Role Singe seat fighter aircraft
National origin Netherlands
Manufacturer Fokker-Flugzeugwerke
First flight 1921
Number built 1
Developed from Fokker D.VII

The Fokker D.IX was a Dutch single seat, single engine fighter aircraft, the final, more powerful evolution of the Fokker D.VII World War I success, flown in 1921. The sole example was purchased by the US Army Air Service but judged not worth further development.

Design and development[edit]

The D.IX was the final development of the D.VII, an outstanding World War I fighter. It had a 300 hp (224 kW) Hispano-Suiza 8Fb (Type 42)[1] water-cooled V-8, much more powerful than the standard D.VII's 160 hp (120 kW) Mercedes D III engine and than most other engines experimentally fitted to this airframe. Engine installation apart, the D.VII and D.IX were externally similar apart from their empennages.[2]

The D.IX was a single bay biplane, its wings constructed in Fokker's established fashion with two box spars and plywood covering. The interplane struts were N-form; a second N-strut group leant out from the wing root to the upper wing forming, with other, shorter struts from the upper fuselage and nose, a kind of cabane structure to brace the centre of the upper wing. Ailerons were only fitted on the upper planes.[2]
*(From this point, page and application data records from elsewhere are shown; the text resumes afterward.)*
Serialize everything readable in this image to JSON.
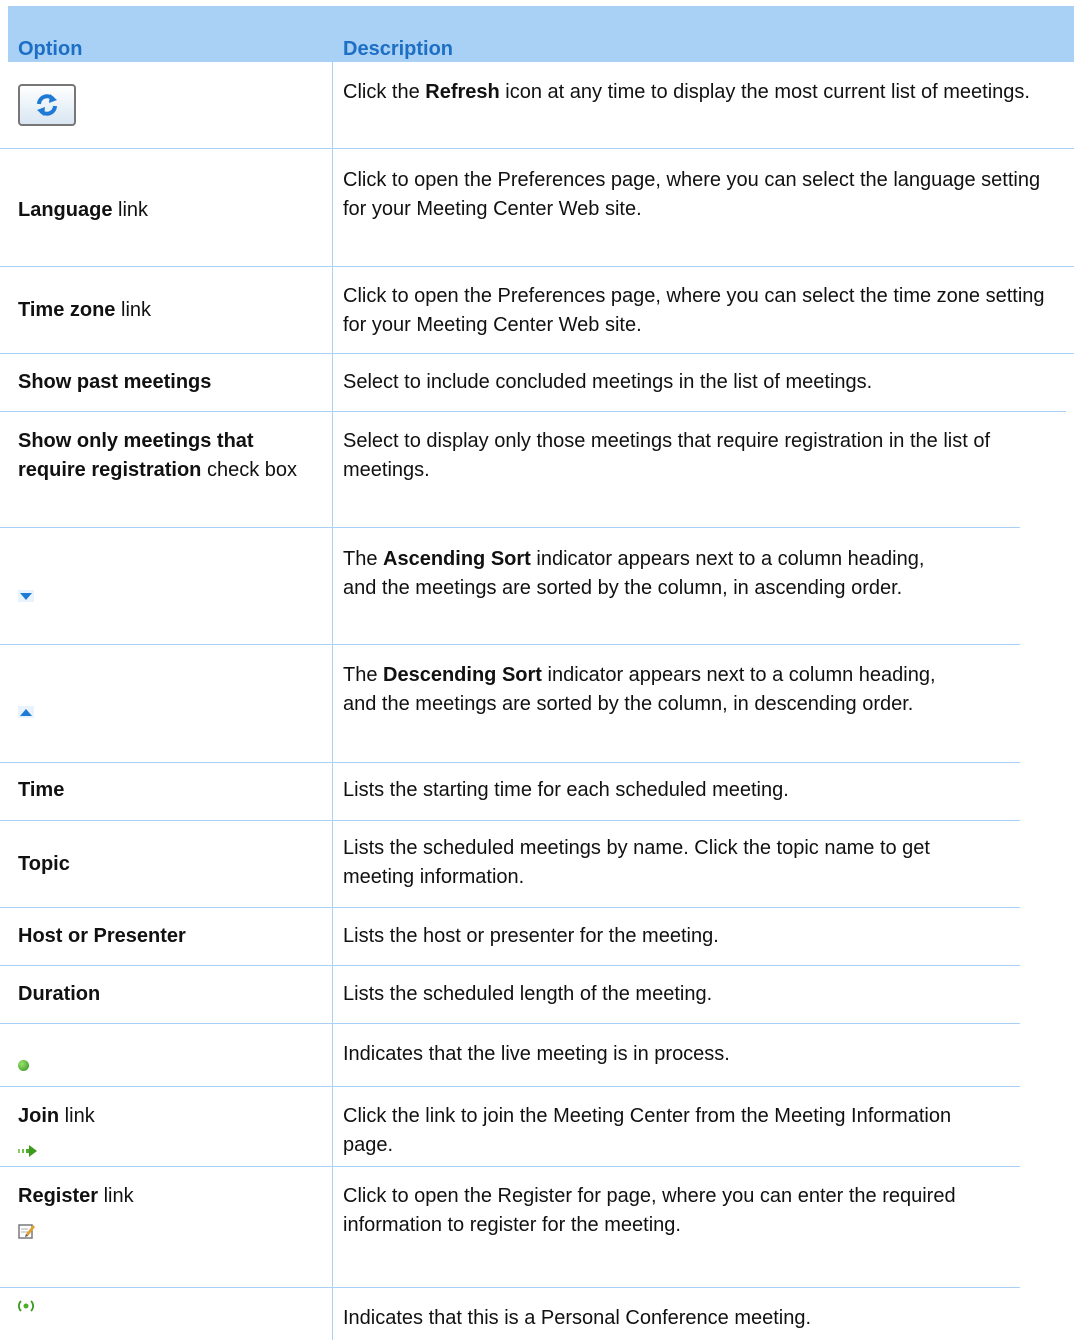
{
  "header": {
    "option": "Option",
    "description": "Description"
  },
  "rows": [
    {
      "option_icon": "refresh-icon",
      "desc_pre": "Click the ",
      "desc_bold": "Refresh",
      "desc_post": " icon at any time to display the most current list of meetings."
    },
    {
      "opt_bold": "Language",
      "opt_post": " link",
      "desc": "Click to open the Preferences page, where you can select the language setting for your Meeting Center Web site."
    },
    {
      "opt_bold": "Time zone",
      "opt_post": " link",
      "desc": "Click to open the Preferences page, where you can select the time zone setting for your Meeting Center Web site."
    },
    {
      "opt_bold": "Show past meetings",
      "desc": "Select to include concluded meetings in the list of meetings."
    },
    {
      "opt_bold": "Show only meetings that require registration",
      "opt_post": " check box",
      "desc": "Select to display only those meetings that require registration in the list of meetings."
    },
    {
      "option_icon": "sort-ascending-icon",
      "desc_pre": "The ",
      "desc_bold": "Ascending Sort",
      "desc_post": " indicator appears next to a column heading, and the meetings are sorted by the column, in ascending order."
    },
    {
      "option_icon": "sort-descending-icon",
      "desc_pre": "The ",
      "desc_bold": "Descending Sort",
      "desc_post": " indicator appears next to a column heading, and the meetings are sorted by the column, in descending order."
    },
    {
      "opt_bold": "Time",
      "desc": "Lists the starting time for each scheduled meeting."
    },
    {
      "opt_bold": "Topic",
      "desc": "Lists the scheduled meetings by name. Click the topic name to get meeting information."
    },
    {
      "opt_bold": "Host or Presenter",
      "desc": "Lists the host or presenter for the meeting."
    },
    {
      "opt_bold": "Duration",
      "desc": "Lists the scheduled length of the meeting."
    },
    {
      "option_icon": "live-meeting-icon",
      "desc": "Indicates that the live meeting is in process."
    },
    {
      "opt_bold": "Join",
      "opt_post": " link",
      "option_icon": "join-arrow-icon",
      "desc": "Click the link to join the Meeting Center from the Meeting Information page."
    },
    {
      "opt_bold": "Register",
      "opt_post": " link",
      "option_icon": "register-edit-icon",
      "desc": "Click to open the Register for page, where you can enter the required information to register for the meeting."
    },
    {
      "option_icon": "personal-conference-icon",
      "desc": "Indicates that this is a Personal Conference meeting."
    }
  ],
  "colors": {
    "header_bg": "#a9d0f5",
    "header_text": "#1c6fc4",
    "rule": "#a9d0f5"
  }
}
Its welded steel tube fuselage was flat sided and deep, with the single seat open cockpit well behind the trailing edge of the upper wing. The straight edged fin and rudder appeared small though the latter extended down to the keel. The strut braced tailplane was placed on top of the fuselage. The D.IX's fixed conventional undercarriage was of the single axle type, with the mainwheels on V-struts. This was much like that of the D.VII but the airfoil shaped axle fairing was expanded and used a fuel tank, an arrangement first tried out in the Fokker V.36. An extra strut from the rear of the tank to the central fuselage underside helped to support it.[2]
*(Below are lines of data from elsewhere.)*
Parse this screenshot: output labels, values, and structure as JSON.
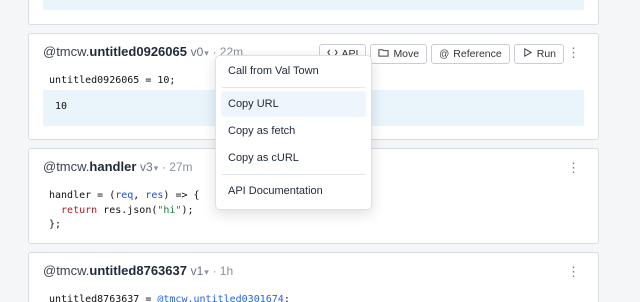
{
  "cards": [
    {
      "user": "@tmcw.",
      "name": "untitled0926065",
      "version": "v0",
      "time": "· 22m",
      "code": [
        "untitled0926065 = 10;"
      ],
      "output": "10",
      "buttons": {
        "api": "API",
        "move": "Move",
        "reference": "Reference",
        "run": "Run"
      }
    },
    {
      "user": "@tmcw.",
      "name": "handler",
      "version": "v3",
      "time": "· 27m",
      "code_parts": {
        "l1a": "handler = (",
        "l1b": "req",
        "l1c": ", ",
        "l1d": "res",
        "l1e": ") => {",
        "l2a": "  return ",
        "l2b": "res.json(",
        "l2c": "\"hi\"",
        "l2d": ");",
        "l3": "};"
      }
    },
    {
      "user": "@tmcw.",
      "name": "untitled8763637",
      "version": "v1",
      "time": "· 1h",
      "code_a": "untitled8763637 = ",
      "code_b": "@tmcw.untitled0301674",
      "code_c": ";"
    }
  ],
  "menu": {
    "items": [
      "Call from Val Town",
      "Copy URL",
      "Copy as fetch",
      "Copy as cURL",
      "API Documentation"
    ],
    "highlighted": "Copy URL"
  },
  "icons": {
    "kebab": "⋮",
    "chevron": "⌵"
  },
  "colors": {
    "accent": "#2563eb",
    "output_bg": "#e9f4fb",
    "menu_highlight": "#eef5fc"
  }
}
The D.IX prototype first flew in 1921.[2]

Operational history[edit]

The D.IX was sold to the US Army Air Service (UAAS) in 1922 and shipped to their experimental centre at McCook Field where they had earlier tried a variety of different engines in D.VIIs.[2][3] They designated it the PW-6. In place of the original engine the US engineers fitted a local, licence built version of the Hispano Type 42, the 320 hp (238 kW) Wright M-2.[3][1] They also fitted armament, two fixed 7.7 mm (0.303 in) machine guns in the upper engine cowling, firing through the propeller.[3] Though it had a maximum speed about 20% greater than that of the standard D.VII and climbed twice as fast, the USAAS concluded it was not worth further development.[2]

Specifications[edit]

Data from Green and Swanborough 1994[2]

General characteristics

  • Crew: One
  • Length: 8.99 m (29 ft 6 in)
  • Wingspan: 7.09 m (23 ft 3 in)
  • Height: 2.74 m (9 ft 0 in)
  • Wing area: 22.11 m2 (238.0 sq ft)
  • Empty weight: 874 kg (1,927 lb)
  • Gross weight: 1,253 kg (2,762 lb)
  • Powerplant: 1 × Hispano-Suiza 8Fb water-cooled V-8, 220 kW (300 hp)
  • Propellers: 2-bladed

Performance

  • Maximum speed: 223 km/h (139 mph; 120 kn) at sea level
  • Cruising speed: 188 km/h (117 mph; 102 kn)
  • Range: 471 km (293 mi; 254 nmi)
  • Time to altitude: 6.3 min to 1.980 m (6,500)

References[edit]

  1. ^ a b Lage, Manual (2004). Hispano Suiza in Aeronautics. Warrendale, USA: SAE International. pp. 66–7, 482. ISBN 0-7680-0997-9. 
  2. ^ a b c d e f g Green, William; Swanborough, Gordon (1994). The Complete Book of Fighters. Godalming, UK: Salamander Books. p. 225, 228. ISBN 1-85833-777-1. 
  3. ^ a b c Wesselink, Theo; Postma, Thijs (1982). De Nederlandse vliegtuigen. Haarlem: Romem. p. 25. ISBN 90 228 3792 0.